I went to watch Lost in Translation last night because I was in a Lost in Translation sort of mood, but in some unfortunate way the DVD was missing from its case, so I watched High Fidelity instead. It sort of fit the mood anyway.
Now the original book of High Fidelity would have to be one of my favourites. It was one of those rare books that made me laugh out loud – or LOL if you prefer (I don’t). When the movie came out I was a sceptic in the way you always are when a dearly loved classic finds its way into the hands of a dastardly and philistine Hollywood producer. My fear quotient was doubled when I learned they were relocating it from Camden Town in London to Chicago, Illinois. In some way, it seemed so quintessentially English – and so by extension somewhat Australian (we may flog the Poms at most sports but we do have much in common) that I couldn’t possibly imagine it in an American setting.
As it turned out the movie was actually quite good – so good, in fact, that I ended up owning a copy of it. One of the things that made it work was the casting – there is no better American actor for this role than John Cusack, who has a flawed everyman quality to him – by that I mean most of us blokes can relate to him, and reckon we could happily go a night on the piss with him. He’s one of my favourite second-tier actors going around (others: Bill Murray, of course, Christopher Walken, um, that’s all I can think of. Can’t think of any first-tier actors).
I reckon I’ve seen the movie about 4-5 times, and read the book twice, with a third reading pending. The movie is good, but the book is a classic. What makes it so good? It captures almost exactly a particular male zeitgeist. Look, not every bloke will get it, but most will because the central themes are almost universal. For me, I get every bit of it – from the list-making to the fanatical passion for music even at its most obscure, too, of course, the relations with women. He nails it there, for me anyway.
I have a particular view about the book certainly, and by extension the movie also. It’s my thesis that much can be learnt about the male psyche by a close reading of a few crucial movies.
Certainly for guys of my generation The Godfather would have to be one of them – if memory serves there is actually something in the book of High Fidelity about this very fact. The Godfather is a seminal movie for many men, and there are few men of my vintage who have not at some point done their own Marlon Brando-with-cheeks-stuffed-with-cotton-wool imitation. There is something about this series of very great movies that men respond to. On a superficial level you could claim it was because of the violence, and the arcane detail shown on the Mafia. I might argue it is because of the particular code on display – it may be kinda warped and a tad violent at times, but it’s powerful.

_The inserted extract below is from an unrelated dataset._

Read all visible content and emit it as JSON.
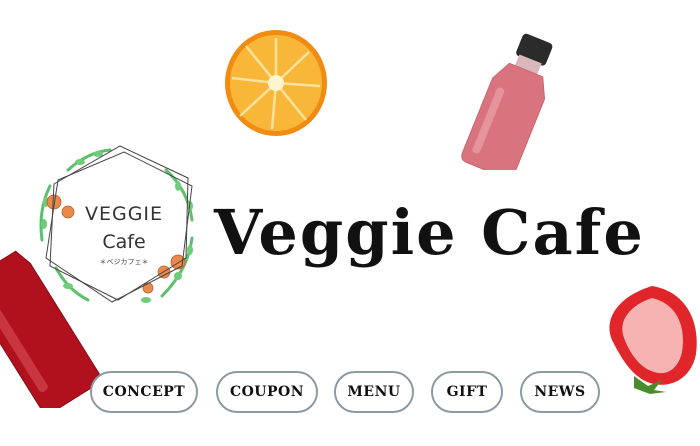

The second movie would be When Harry Met Sally. This articulated quite famously a question men have been scratching their head over since Eve handed Adam a Golden Delicious: can men and women be just friends? Or does sex get in the way? I always said no. I agreed that the sex thing was something you couldn’t ignore. Fact of the matter is there are few women you get friendly with that you’re not going to at least wonder about at some stage. Sex is awkward, let me tell you. As it happens I now have a number of female friends, some of which I’ve never had ‘relations’ with. I’ve mellowed a little, and no longer have the burning desire to jump every woman I meet, and so I might add a sub-clause to this finding: it is possible for men and women to be just friends under particular circumstances.
The other notable moment in this movie is the fake orgasm scene. It was the scene that convinced many men that maybe women could fake orgasms. Just not with them.

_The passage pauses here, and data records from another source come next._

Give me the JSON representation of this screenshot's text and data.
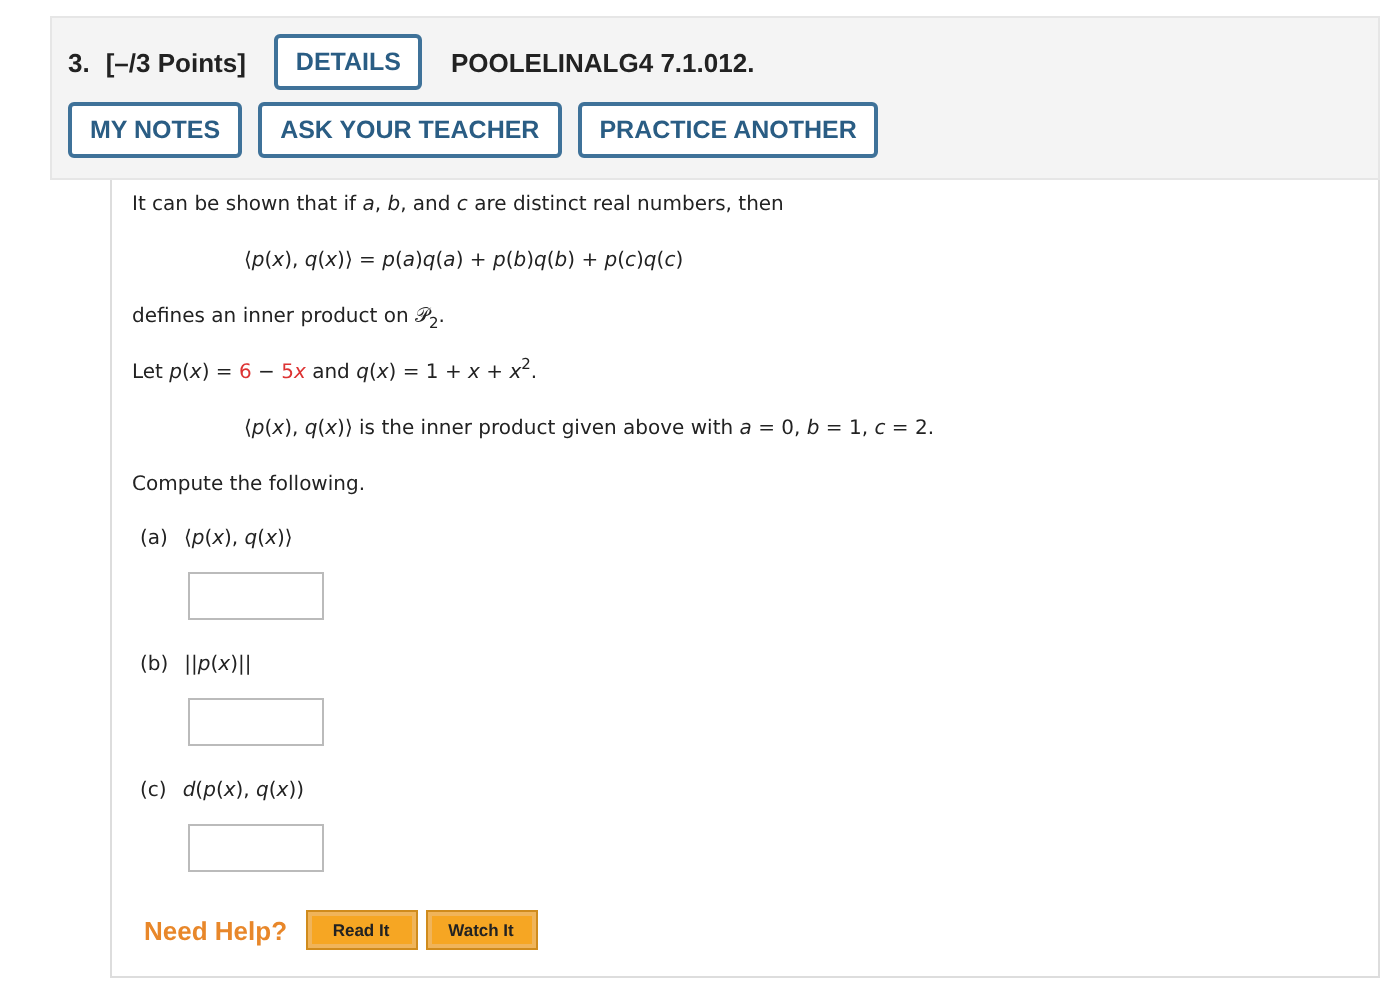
{
  "question": {
    "number": "3.",
    "points": "[–/3 Points]",
    "details_button": "DETAILS",
    "code": "POOLELINALG4 7.1.012.",
    "actions": [
      "MY NOTES",
      "ASK YOUR TEACHER",
      "PRACTICE ANOTHER"
    ]
  },
  "body": [
    {
      "kind": "text",
      "text": "It can be shown that if *a*, *b*, and *c* are distinct real numbers, then"
    },
    {
      "kind": "math",
      "text": "⟨*p*(*x*), *q*(*x*)⟩ = *p*(*a*)*q*(*a*) + *p*(*b*)*q*(*b*) + *p*(*c*)*q*(*c*)"
    },
    {
      "kind": "text",
      "text": "defines an inner product on 𝒫$_{2}$."
    },
    {
      "kind": "segments",
      "segments": [
        {
          "text": "Let *p*(*x*) = ",
          "given": false
        },
        {
          "text": "6",
          "given": true
        },
        {
          "text": " − ",
          "given": false
        },
        {
          "text": "5",
          "given": true
        },
        {
          "text": "*x*",
          "given": true
        },
        {
          "text": " and *q*(*x*) = 1 + *x* + *x*$^{2}$.",
          "given": false
        }
      ]
    },
    {
      "kind": "math",
      "text": "⟨*p*(*x*), *q*(*x*)⟩ is the inner product given above with *a* = 0, *b* = 1, *c* = 2."
    },
    {
      "kind": "text",
      "text": "Compute the following."
    }
  ],
  "parts": [
    {
      "label": "(a)",
      "expression": "⟨*p*(*x*), *q*(*x*)⟩"
    },
    {
      "label": "(b)",
      "expression": "||*p*(*x*)||"
    },
    {
      "label": "(c)",
      "expression": "*d*(*p*(*x*), *q*(*x*))"
    }
  ],
  "help": {
    "label": "Need Help?",
    "buttons": [
      "Read It",
      "Watch It"
    ]
  }
}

The last movie, of course, is High Fidelity, which sort of shows up men in their boyishly pathetic but endearing mode. You could tick off a million things in this. Music is the obvious one, but it could easily be sport/cars/books or a combination of these and many others. Basically it is obscure obsession – and we all have those, all have those unusual passions we could rattle on about for hours to some poor sod. Then there are lists. I don’t know if you actually have to make a list to be a listmaker. I’ve made a few lists, but a lot more are in my head and in constant revision. It’s what half the conversations down the pub are about. Adding to all this are the women bits: the obsession with sex, of any ilk; the need to categorise and rationalise; the deep despair and jealousy: “have you done it?”
There are probably a dozen more movies that fit just as well, these are just off the top of my head: my list of the 3 movies that reveal most about men.